If you need to convert a RequestSecurityTokenResponse to a ClaimsIdentity, here's one way:

private static ClaimsIdentity GetClaimsIdentity(RequestSecurityTokenResponse rstr)
{
var rstrXml = rstr.RequestedSecurityToken.SecurityTokenXml;
var xnm = new XmlNamespaceManager(rstrXml.OwnerDocument.NameTable);

xnm.AddNamespace(Saml11Constants.Prefix, Saml11Constants.Namespace);

var attributeStatement = rstrXml.SelectSingleNode("saml:AttributeStatement", xnm);
var attributes = attributeStatement.SelectNodes("saml:Attribute", xnm);
var claims = new List<Claim>();

for (var i = 0; attributes != null && i < attributes.Count; i++)
{
var attribute = attributes[i];
var claimType = attribute.Attributes["AttributeNamespace"].Value + attribute.Attributes["AttributeName"].Value;
var value = attribute.SelectSingleNode("saml:AttributeValue/text()", xnm).Value;

claims.Add(new Claim(claimType, value ?? ""));
}

var subject = attributeStatement.SelectSingleNode("saml:Subject/saml:NameIdentifier/text()", xnm).Value;

claims.Add(new Claim(ClaimTypes.Name, subject));

return new ClaimsIdentity(claims);
}

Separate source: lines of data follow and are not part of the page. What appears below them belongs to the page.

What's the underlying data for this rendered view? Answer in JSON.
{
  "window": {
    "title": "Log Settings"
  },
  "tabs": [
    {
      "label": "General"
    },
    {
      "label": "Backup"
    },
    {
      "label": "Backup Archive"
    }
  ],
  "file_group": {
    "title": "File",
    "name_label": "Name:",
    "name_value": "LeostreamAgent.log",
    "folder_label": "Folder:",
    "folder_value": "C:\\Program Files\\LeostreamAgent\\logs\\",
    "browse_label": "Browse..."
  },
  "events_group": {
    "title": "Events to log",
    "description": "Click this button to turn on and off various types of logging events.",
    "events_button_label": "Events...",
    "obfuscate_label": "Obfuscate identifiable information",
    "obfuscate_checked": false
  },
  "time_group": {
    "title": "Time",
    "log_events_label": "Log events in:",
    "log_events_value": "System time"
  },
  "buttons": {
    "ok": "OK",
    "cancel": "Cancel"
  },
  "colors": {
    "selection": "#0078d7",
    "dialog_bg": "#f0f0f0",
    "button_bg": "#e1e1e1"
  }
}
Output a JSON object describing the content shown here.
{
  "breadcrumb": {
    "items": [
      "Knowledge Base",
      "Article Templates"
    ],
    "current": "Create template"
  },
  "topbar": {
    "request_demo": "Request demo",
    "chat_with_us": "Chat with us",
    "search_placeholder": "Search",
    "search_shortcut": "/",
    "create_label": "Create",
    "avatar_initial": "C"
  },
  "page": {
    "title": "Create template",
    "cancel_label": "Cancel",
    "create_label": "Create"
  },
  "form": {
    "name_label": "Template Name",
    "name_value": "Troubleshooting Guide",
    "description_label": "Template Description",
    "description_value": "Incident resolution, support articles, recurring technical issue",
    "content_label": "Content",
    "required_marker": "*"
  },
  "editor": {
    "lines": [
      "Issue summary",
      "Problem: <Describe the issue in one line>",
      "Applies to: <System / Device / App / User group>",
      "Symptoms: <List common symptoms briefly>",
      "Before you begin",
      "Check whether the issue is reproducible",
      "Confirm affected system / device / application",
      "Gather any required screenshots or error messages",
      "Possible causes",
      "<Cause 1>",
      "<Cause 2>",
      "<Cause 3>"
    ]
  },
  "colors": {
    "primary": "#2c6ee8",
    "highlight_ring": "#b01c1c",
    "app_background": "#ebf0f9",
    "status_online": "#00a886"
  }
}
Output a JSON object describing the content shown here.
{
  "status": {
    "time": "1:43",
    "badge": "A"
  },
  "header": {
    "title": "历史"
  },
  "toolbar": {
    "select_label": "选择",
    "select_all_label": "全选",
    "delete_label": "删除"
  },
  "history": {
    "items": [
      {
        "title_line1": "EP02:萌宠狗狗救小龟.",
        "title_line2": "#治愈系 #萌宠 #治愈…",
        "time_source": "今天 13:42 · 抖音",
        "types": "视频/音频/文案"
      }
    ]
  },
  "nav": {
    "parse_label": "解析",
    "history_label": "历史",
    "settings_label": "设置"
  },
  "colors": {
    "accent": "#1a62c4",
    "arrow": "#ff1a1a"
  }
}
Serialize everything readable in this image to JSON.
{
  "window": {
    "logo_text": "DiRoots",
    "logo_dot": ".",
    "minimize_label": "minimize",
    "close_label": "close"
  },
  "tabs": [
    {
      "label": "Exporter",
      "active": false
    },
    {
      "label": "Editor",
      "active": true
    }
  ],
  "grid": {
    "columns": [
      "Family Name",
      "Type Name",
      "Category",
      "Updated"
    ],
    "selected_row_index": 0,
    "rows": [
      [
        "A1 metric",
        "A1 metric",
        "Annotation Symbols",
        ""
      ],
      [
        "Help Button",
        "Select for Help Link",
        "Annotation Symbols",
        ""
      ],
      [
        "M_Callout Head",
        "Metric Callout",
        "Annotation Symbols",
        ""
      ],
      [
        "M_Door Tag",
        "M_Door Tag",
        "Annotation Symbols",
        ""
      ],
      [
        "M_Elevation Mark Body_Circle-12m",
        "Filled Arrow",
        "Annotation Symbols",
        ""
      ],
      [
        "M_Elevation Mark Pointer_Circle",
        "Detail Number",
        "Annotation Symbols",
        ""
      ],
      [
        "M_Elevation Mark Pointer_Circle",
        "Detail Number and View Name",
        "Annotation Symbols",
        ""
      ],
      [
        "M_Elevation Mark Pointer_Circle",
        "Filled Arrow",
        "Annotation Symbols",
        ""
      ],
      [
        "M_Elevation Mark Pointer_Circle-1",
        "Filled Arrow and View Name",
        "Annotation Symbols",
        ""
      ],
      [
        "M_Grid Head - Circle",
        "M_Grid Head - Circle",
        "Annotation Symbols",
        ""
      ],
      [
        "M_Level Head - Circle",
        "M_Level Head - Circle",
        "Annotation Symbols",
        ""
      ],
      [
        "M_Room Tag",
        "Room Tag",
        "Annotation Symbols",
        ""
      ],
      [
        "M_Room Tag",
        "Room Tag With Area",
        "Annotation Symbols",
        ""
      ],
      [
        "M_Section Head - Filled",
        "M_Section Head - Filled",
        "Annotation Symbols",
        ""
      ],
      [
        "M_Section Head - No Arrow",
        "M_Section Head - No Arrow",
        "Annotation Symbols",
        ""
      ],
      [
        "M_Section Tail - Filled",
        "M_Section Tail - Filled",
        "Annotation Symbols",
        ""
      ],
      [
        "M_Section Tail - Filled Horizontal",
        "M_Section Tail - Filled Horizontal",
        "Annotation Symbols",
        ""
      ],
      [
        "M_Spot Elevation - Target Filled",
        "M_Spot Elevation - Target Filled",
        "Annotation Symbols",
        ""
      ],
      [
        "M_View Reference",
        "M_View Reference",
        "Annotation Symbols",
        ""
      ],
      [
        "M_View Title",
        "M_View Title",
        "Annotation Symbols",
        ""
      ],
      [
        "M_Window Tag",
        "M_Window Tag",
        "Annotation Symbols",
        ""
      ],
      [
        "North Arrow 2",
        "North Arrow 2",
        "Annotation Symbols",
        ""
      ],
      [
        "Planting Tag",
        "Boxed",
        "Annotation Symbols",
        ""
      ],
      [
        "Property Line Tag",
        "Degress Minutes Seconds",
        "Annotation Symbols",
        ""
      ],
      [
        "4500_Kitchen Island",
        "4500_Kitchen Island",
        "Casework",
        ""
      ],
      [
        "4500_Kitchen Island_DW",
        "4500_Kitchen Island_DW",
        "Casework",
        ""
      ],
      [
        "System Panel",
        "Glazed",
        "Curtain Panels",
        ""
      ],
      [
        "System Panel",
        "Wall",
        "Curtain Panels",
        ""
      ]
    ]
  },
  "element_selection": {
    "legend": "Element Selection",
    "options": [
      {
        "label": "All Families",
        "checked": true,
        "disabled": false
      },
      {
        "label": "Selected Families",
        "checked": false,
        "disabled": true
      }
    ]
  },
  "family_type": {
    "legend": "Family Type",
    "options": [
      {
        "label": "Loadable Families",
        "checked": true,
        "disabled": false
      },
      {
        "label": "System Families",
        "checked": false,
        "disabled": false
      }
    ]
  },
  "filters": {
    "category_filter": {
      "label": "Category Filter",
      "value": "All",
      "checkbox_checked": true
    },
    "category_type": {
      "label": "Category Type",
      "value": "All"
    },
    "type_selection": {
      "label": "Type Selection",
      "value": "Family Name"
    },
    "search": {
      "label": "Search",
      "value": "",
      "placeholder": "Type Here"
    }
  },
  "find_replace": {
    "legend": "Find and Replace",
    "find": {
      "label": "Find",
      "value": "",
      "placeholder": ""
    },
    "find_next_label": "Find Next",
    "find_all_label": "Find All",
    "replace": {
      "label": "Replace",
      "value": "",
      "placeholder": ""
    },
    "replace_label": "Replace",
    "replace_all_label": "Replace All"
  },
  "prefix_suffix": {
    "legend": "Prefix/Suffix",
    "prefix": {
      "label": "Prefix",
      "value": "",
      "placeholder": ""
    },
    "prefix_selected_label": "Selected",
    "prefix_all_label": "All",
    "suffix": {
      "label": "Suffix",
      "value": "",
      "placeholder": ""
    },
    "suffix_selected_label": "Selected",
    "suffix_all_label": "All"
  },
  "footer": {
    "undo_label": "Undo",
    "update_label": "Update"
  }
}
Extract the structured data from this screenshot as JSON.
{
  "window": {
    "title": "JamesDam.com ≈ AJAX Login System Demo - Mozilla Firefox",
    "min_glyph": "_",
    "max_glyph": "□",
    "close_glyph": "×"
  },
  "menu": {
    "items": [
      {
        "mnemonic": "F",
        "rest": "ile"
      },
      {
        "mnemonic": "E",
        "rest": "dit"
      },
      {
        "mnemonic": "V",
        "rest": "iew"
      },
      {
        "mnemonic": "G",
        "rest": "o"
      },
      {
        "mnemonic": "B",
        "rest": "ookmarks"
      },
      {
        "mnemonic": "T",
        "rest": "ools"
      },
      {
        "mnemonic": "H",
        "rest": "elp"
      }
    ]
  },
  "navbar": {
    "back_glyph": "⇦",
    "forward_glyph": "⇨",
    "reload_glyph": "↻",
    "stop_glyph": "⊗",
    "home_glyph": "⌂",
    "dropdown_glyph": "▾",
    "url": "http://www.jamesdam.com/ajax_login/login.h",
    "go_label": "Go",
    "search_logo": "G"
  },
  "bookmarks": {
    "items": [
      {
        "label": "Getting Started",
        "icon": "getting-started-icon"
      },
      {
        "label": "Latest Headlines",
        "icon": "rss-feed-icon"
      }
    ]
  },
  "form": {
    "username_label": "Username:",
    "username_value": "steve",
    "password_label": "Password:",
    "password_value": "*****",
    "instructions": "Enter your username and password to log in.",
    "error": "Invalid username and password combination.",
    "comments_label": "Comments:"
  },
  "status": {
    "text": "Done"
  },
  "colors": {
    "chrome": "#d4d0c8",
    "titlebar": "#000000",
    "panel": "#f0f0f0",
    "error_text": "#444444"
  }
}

It assumes that the assertion has an AttributeStatement in it, that that has Attribute elements, that the assertion isn't encrypted, etc. If that isn't necessarily true in your case, adjust as needed. (This code, as all code on my Web site, is licensed under the GNU Public License v. 2.)